In a recent US study of 1,815 disadvantaged mothers and their children, mothers who worked more than 35 hours per week were more likely to experience insufficient sleep compared with mothers who worked fewer hours, while ...

Recommended for you

Archaeologists discover Incan tomb in Peru

February 16, 2019

Peruvian archaeologists discovered an Incan tomb in the north of the country where an elite member of the pre-Columbian empire was buried, one of the investigators announced Friday.

Where is the universe hiding its missing mass?

February 15, 2019

Astronomers have spent decades looking for something that sounds like it would be hard to miss: about a third of the "normal" matter in the Universe. New results from NASA's Chandra X-ray Observatory may have helped them ...

What rising seas mean for local economies

February 15, 2019

Impacts from climate change are not always easy to see.
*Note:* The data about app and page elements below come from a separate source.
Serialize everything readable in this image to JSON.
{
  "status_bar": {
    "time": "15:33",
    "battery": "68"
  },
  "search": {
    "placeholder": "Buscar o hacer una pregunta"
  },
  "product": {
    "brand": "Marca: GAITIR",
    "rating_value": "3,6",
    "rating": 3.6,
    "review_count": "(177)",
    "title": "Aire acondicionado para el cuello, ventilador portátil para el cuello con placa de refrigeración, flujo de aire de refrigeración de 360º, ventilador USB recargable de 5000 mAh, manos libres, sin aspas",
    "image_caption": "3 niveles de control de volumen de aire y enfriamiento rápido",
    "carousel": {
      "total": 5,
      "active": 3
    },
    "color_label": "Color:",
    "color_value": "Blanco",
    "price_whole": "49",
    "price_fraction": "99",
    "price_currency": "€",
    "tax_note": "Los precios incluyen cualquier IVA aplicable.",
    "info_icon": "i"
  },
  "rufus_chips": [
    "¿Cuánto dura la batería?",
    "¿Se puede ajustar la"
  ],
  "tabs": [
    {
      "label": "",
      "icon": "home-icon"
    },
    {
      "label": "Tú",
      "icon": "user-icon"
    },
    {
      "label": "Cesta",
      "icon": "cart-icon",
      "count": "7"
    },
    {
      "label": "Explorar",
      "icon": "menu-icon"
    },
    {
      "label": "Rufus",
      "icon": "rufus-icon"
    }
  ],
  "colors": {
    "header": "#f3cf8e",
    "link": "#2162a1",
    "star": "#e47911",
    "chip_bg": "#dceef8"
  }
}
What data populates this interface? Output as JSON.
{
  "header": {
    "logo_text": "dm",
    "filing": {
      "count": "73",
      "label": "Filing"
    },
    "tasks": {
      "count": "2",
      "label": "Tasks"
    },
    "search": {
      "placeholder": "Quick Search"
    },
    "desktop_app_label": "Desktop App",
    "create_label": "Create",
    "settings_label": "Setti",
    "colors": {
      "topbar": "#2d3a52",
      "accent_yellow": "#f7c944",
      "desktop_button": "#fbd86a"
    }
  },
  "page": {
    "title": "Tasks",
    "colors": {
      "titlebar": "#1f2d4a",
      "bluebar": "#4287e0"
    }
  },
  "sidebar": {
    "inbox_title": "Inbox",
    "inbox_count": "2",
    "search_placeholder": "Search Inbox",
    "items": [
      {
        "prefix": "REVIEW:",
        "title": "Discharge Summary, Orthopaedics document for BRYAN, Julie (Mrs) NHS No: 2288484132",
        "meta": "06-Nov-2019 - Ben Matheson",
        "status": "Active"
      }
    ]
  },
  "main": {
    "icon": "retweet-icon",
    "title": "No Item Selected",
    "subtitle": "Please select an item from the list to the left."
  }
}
But for many local businesses in coastal communities across the United States, the evidence is right outside their doors—or in their parking lots.

The friendly extortioner takes it all

February 15, 2019

Cooperating with other people makes many things easier. However, competition is also a characteristic aspect of our society. In their struggle for contracts and positions, people have to be more successful than their competitors ...


Please sign in to add a comment. Registration is free, and takes less than a minute. Read more

Click here to reset your password.
Sign in to get notified via email when new comments are made.